■ **EXERCISE**
Your copy should match the records exactly, apart from the pictures, which stay out.

Data about app and page elements

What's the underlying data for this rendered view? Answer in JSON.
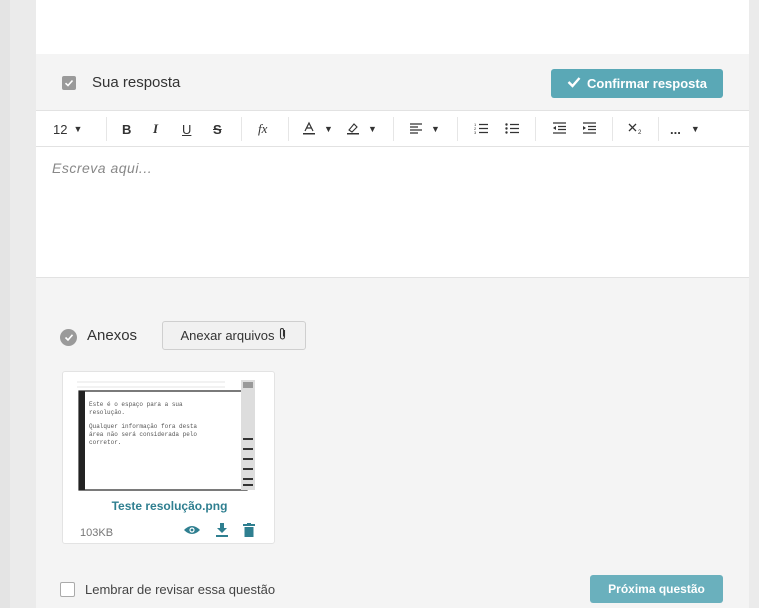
{
  "answer": {
    "title": "Sua resposta",
    "confirm_label": "Confirmar resposta"
  },
  "toolbar": {
    "font_size": "12",
    "bold": "B",
    "italic": "I",
    "underline": "U",
    "strike": "S",
    "formula": "fx",
    "more": "..."
  },
  "editor": {
    "placeholder": "Escreva aqui..."
  },
  "attachments": {
    "title": "Anexos",
    "attach_button": "Anexar arquivos",
    "file": {
      "name": "Teste resolução.png",
      "size": "103KB",
      "thumbnail_text": [
        "Este é o espaço para a sua",
        "resolução.",
        "Qualquer informação fora desta",
        "área não será considerada pelo",
        "corretor."
      ]
    }
  },
  "footer": {
    "remember_label": "Lembrar de revisar essa questão",
    "next_label": "Próxima questão"
  },
  "colors": {
    "accent": "#5aa8b6",
    "link": "#2f7f90"
  }
}
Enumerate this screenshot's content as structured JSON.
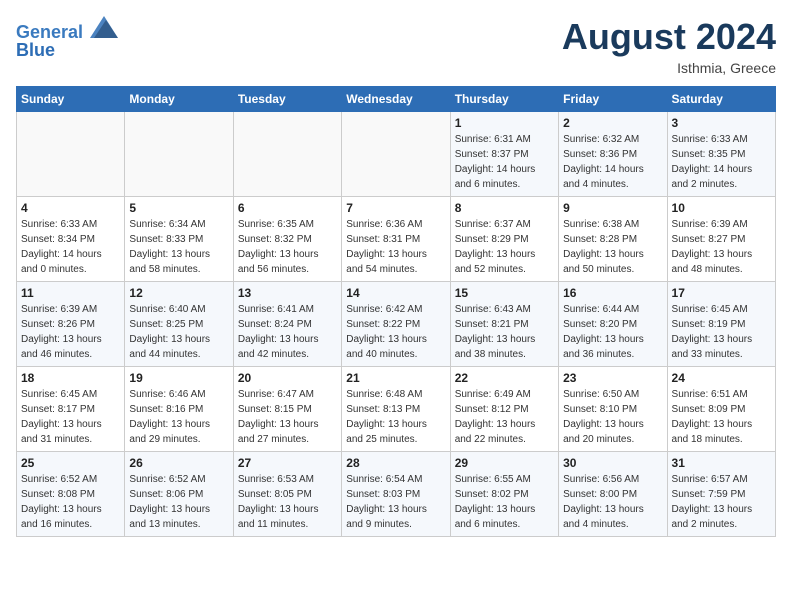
{
  "header": {
    "logo_line1": "General",
    "logo_line2": "Blue",
    "month_title": "August 2024",
    "location": "Isthmia, Greece"
  },
  "weekdays": [
    "Sunday",
    "Monday",
    "Tuesday",
    "Wednesday",
    "Thursday",
    "Friday",
    "Saturday"
  ],
  "weeks": [
    [
      {
        "day": "",
        "info": ""
      },
      {
        "day": "",
        "info": ""
      },
      {
        "day": "",
        "info": ""
      },
      {
        "day": "",
        "info": ""
      },
      {
        "day": "1",
        "info": "Sunrise: 6:31 AM\nSunset: 8:37 PM\nDaylight: 14 hours\nand 6 minutes."
      },
      {
        "day": "2",
        "info": "Sunrise: 6:32 AM\nSunset: 8:36 PM\nDaylight: 14 hours\nand 4 minutes."
      },
      {
        "day": "3",
        "info": "Sunrise: 6:33 AM\nSunset: 8:35 PM\nDaylight: 14 hours\nand 2 minutes."
      }
    ],
    [
      {
        "day": "4",
        "info": "Sunrise: 6:33 AM\nSunset: 8:34 PM\nDaylight: 14 hours\nand 0 minutes."
      },
      {
        "day": "5",
        "info": "Sunrise: 6:34 AM\nSunset: 8:33 PM\nDaylight: 13 hours\nand 58 minutes."
      },
      {
        "day": "6",
        "info": "Sunrise: 6:35 AM\nSunset: 8:32 PM\nDaylight: 13 hours\nand 56 minutes."
      },
      {
        "day": "7",
        "info": "Sunrise: 6:36 AM\nSunset: 8:31 PM\nDaylight: 13 hours\nand 54 minutes."
      },
      {
        "day": "8",
        "info": "Sunrise: 6:37 AM\nSunset: 8:29 PM\nDaylight: 13 hours\nand 52 minutes."
      },
      {
        "day": "9",
        "info": "Sunrise: 6:38 AM\nSunset: 8:28 PM\nDaylight: 13 hours\nand 50 minutes."
      },
      {
        "day": "10",
        "info": "Sunrise: 6:39 AM\nSunset: 8:27 PM\nDaylight: 13 hours\nand 48 minutes."
      }
    ],
    [
      {
        "day": "11",
        "info": "Sunrise: 6:39 AM\nSunset: 8:26 PM\nDaylight: 13 hours\nand 46 minutes."
      },
      {
        "day": "12",
        "info": "Sunrise: 6:40 AM\nSunset: 8:25 PM\nDaylight: 13 hours\nand 44 minutes."
      },
      {
        "day": "13",
        "info": "Sunrise: 6:41 AM\nSunset: 8:24 PM\nDaylight: 13 hours\nand 42 minutes."
      },
      {
        "day": "14",
        "info": "Sunrise: 6:42 AM\nSunset: 8:22 PM\nDaylight: 13 hours\nand 40 minutes."
      },
      {
        "day": "15",
        "info": "Sunrise: 6:43 AM\nSunset: 8:21 PM\nDaylight: 13 hours\nand 38 minutes."
      },
      {
        "day": "16",
        "info": "Sunrise: 6:44 AM\nSunset: 8:20 PM\nDaylight: 13 hours\nand 36 minutes."
      },
      {
        "day": "17",
        "info": "Sunrise: 6:45 AM\nSunset: 8:19 PM\nDaylight: 13 hours\nand 33 minutes."
      }
    ],
    [
      {
        "day": "18",
        "info": "Sunrise: 6:45 AM\nSunset: 8:17 PM\nDaylight: 13 hours\nand 31 minutes."
      },
      {
        "day": "19",
        "info": "Sunrise: 6:46 AM\nSunset: 8:16 PM\nDaylight: 13 hours\nand 29 minutes."
      },
      {
        "day": "20",
        "info": "Sunrise: 6:47 AM\nSunset: 8:15 PM\nDaylight: 13 hours\nand 27 minutes."
      },
      {
        "day": "21",
        "info": "Sunrise: 6:48 AM\nSunset: 8:13 PM\nDaylight: 13 hours\nand 25 minutes."
      },
      {
        "day": "22",
        "info": "Sunrise: 6:49 AM\nSunset: 8:12 PM\nDaylight: 13 hours\nand 22 minutes."
      },
      {
        "day": "23",
        "info": "Sunrise: 6:50 AM\nSunset: 8:10 PM\nDaylight: 13 hours\nand 20 minutes."
      },
      {
        "day": "24",
        "info": "Sunrise: 6:51 AM\nSunset: 8:09 PM\nDaylight: 13 hours\nand 18 minutes."
      }
    ],
    [
      {
        "day": "25",
        "info": "Sunrise: 6:52 AM\nSunset: 8:08 PM\nDaylight: 13 hours\nand 16 minutes."
      },
      {
        "day": "26",
        "info": "Sunrise: 6:52 AM\nSunset: 8:06 PM\nDaylight: 13 hours\nand 13 minutes."
      },
      {
        "day": "27",
        "info": "Sunrise: 6:53 AM\nSunset: 8:05 PM\nDaylight: 13 hours\nand 11 minutes."
      },
      {
        "day": "28",
        "info": "Sunrise: 6:54 AM\nSunset: 8:03 PM\nDaylight: 13 hours\nand 9 minutes."
      },
      {
        "day": "29",
        "info": "Sunrise: 6:55 AM\nSunset: 8:02 PM\nDaylight: 13 hours\nand 6 minutes."
      },
      {
        "day": "30",
        "info": "Sunrise: 6:56 AM\nSunset: 8:00 PM\nDaylight: 13 hours\nand 4 minutes."
      },
      {
        "day": "31",
        "info": "Sunrise: 6:57 AM\nSunset: 7:59 PM\nDaylight: 13 hours\nand 2 minutes."
      }
    ]
  ]
}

■ **ANSWER TO THIS TASK**
What's the underlying data for this rendered view? Answer in JSON.
{
  "answer": {
    "title": "Sua resposta",
    "confirm_label": "Confirmar resposta"
  },
  "toolbar": {
    "font_size": "12",
    "bold": "B",
    "italic": "I",
    "underline": "U",
    "strike": "S",
    "formula": "fx",
    "more": "..."
  },
  "editor": {
    "placeholder": "Escreva aqui..."
  },
  "attachments": {
    "title": "Anexos",
    "attach_button": "Anexar arquivos",
    "file": {
      "name": "Teste resolução.png",
      "size": "103KB",
      "thumbnail_text": [
        "Este é o espaço para a sua",
        "resolução.",
        "Qualquer informação fora desta",
        "área não será considerada pelo",
        "corretor."
      ]
    }
  },
  "footer": {
    "remember_label": "Lembrar de revisar essa questão",
    "next_label": "Próxima questão"
  },
  "colors": {
    "accent": "#5aa8b6",
    "link": "#2f7f90"
  }
}
Enumerate this screenshot's content as structured JSON.
{
  "header": {
    "logo_line1": "General",
    "logo_line2": "Blue",
    "month_title": "August 2024",
    "location": "Isthmia, Greece"
  },
  "weekdays": [
    "Sunday",
    "Monday",
    "Tuesday",
    "Wednesday",
    "Thursday",
    "Friday",
    "Saturday"
  ],
  "weeks": [
    [
      {
        "day": "",
        "info": ""
      },
      {
        "day": "",
        "info": ""
      },
      {
        "day": "",
        "info": ""
      },
      {
        "day": "",
        "info": ""
      },
      {
        "day": "1",
        "info": "Sunrise: 6:31 AM\nSunset: 8:37 PM\nDaylight: 14 hours\nand 6 minutes."
      },
      {
        "day": "2",
        "info": "Sunrise: 6:32 AM\nSunset: 8:36 PM\nDaylight: 14 hours\nand 4 minutes."
      },
      {
        "day": "3",
        "info": "Sunrise: 6:33 AM\nSunset: 8:35 PM\nDaylight: 14 hours\nand 2 minutes."
      }
    ],
    [
      {
        "day": "4",
        "info": "Sunrise: 6:33 AM\nSunset: 8:34 PM\nDaylight: 14 hours\nand 0 minutes."
      },
      {
        "day": "5",
        "info": "Sunrise: 6:34 AM\nSunset: 8:33 PM\nDaylight: 13 hours\nand 58 minutes."
      },
      {
        "day": "6",
        "info": "Sunrise: 6:35 AM\nSunset: 8:32 PM\nDaylight: 13 hours\nand 56 minutes."
      },
      {
        "day": "7",
        "info": "Sunrise: 6:36 AM\nSunset: 8:31 PM\nDaylight: 13 hours\nand 54 minutes."
      },
      {
        "day": "8",
        "info": "Sunrise: 6:37 AM\nSunset: 8:29 PM\nDaylight: 13 hours\nand 52 minutes."
      },
      {
        "day": "9",
        "info": "Sunrise: 6:38 AM\nSunset: 8:28 PM\nDaylight: 13 hours\nand 50 minutes."
      },
      {
        "day": "10",
        "info": "Sunrise: 6:39 AM\nSunset: 8:27 PM\nDaylight: 13 hours\nand 48 minutes."
      }
    ],
    [
      {
        "day": "11",
        "info": "Sunrise: 6:39 AM\nSunset: 8:26 PM\nDaylight: 13 hours\nand 46 minutes."
      },
      {
        "day": "12",
        "info": "Sunrise: 6:40 AM\nSunset: 8:25 PM\nDaylight: 13 hours\nand 44 minutes."
      },
      {
        "day": "13",
        "info": "Sunrise: 6:41 AM\nSunset: 8:24 PM\nDaylight: 13 hours\nand 42 minutes."
      },
      {
        "day": "14",
        "info": "Sunrise: 6:42 AM\nSunset: 8:22 PM\nDaylight: 13 hours\nand 40 minutes."
      },
      {
        "day": "15",
        "info": "Sunrise: 6:43 AM\nSunset: 8:21 PM\nDaylight: 13 hours\nand 38 minutes."
      },
      {
        "day": "16",
        "info": "Sunrise: 6:44 AM\nSunset: 8:20 PM\nDaylight: 13 hours\nand 36 minutes."
      },
      {
        "day": "17",
        "info": "Sunrise: 6:45 AM\nSunset: 8:19 PM\nDaylight: 13 hours\nand 33 minutes."
      }
    ],
    [
      {
        "day": "18",
        "info": "Sunrise: 6:45 AM\nSunset: 8:17 PM\nDaylight: 13 hours\nand 31 minutes."
      },
      {
        "day": "19",
        "info": "Sunrise: 6:46 AM\nSunset: 8:16 PM\nDaylight: 13 hours\nand 29 minutes."
      },
      {
        "day": "20",
        "info": "Sunrise: 6:47 AM\nSunset: 8:15 PM\nDaylight: 13 hours\nand 27 minutes."
      },
      {
        "day": "21",
        "info": "Sunrise: 6:48 AM\nSunset: 8:13 PM\nDaylight: 13 hours\nand 25 minutes."
      },
      {
        "day": "22",
        "info": "Sunrise: 6:49 AM\nSunset: 8:12 PM\nDaylight: 13 hours\nand 22 minutes."
      },
      {
        "day": "23",
        "info": "Sunrise: 6:50 AM\nSunset: 8:10 PM\nDaylight: 13 hours\nand 20 minutes."
      },
      {
        "day": "24",
        "info": "Sunrise: 6:51 AM\nSunset: 8:09 PM\nDaylight: 13 hours\nand 18 minutes."
      }
    ],
    [
      {
        "day": "25",
        "info": "Sunrise: 6:52 AM\nSunset: 8:08 PM\nDaylight: 13 hours\nand 16 minutes."
      },
      {
        "day": "26",
        "info": "Sunrise: 6:52 AM\nSunset: 8:06 PM\nDaylight: 13 hours\nand 13 minutes."
      },
      {
        "day": "27",
        "info": "Sunrise: 6:53 AM\nSunset: 8:05 PM\nDaylight: 13 hours\nand 11 minutes."
      },
      {
        "day": "28",
        "info": "Sunrise: 6:54 AM\nSunset: 8:03 PM\nDaylight: 13 hours\nand 9 minutes."
      },
      {
        "day": "29",
        "info": "Sunrise: 6:55 AM\nSunset: 8:02 PM\nDaylight: 13 hours\nand 6 minutes."
      },
      {
        "day": "30",
        "info": "Sunrise: 6:56 AM\nSunset: 8:00 PM\nDaylight: 13 hours\nand 4 minutes."
      },
      {
        "day": "31",
        "info": "Sunrise: 6:57 AM\nSunset: 7:59 PM\nDaylight: 13 hours\nand 2 minutes."
      }
    ]
  ]
}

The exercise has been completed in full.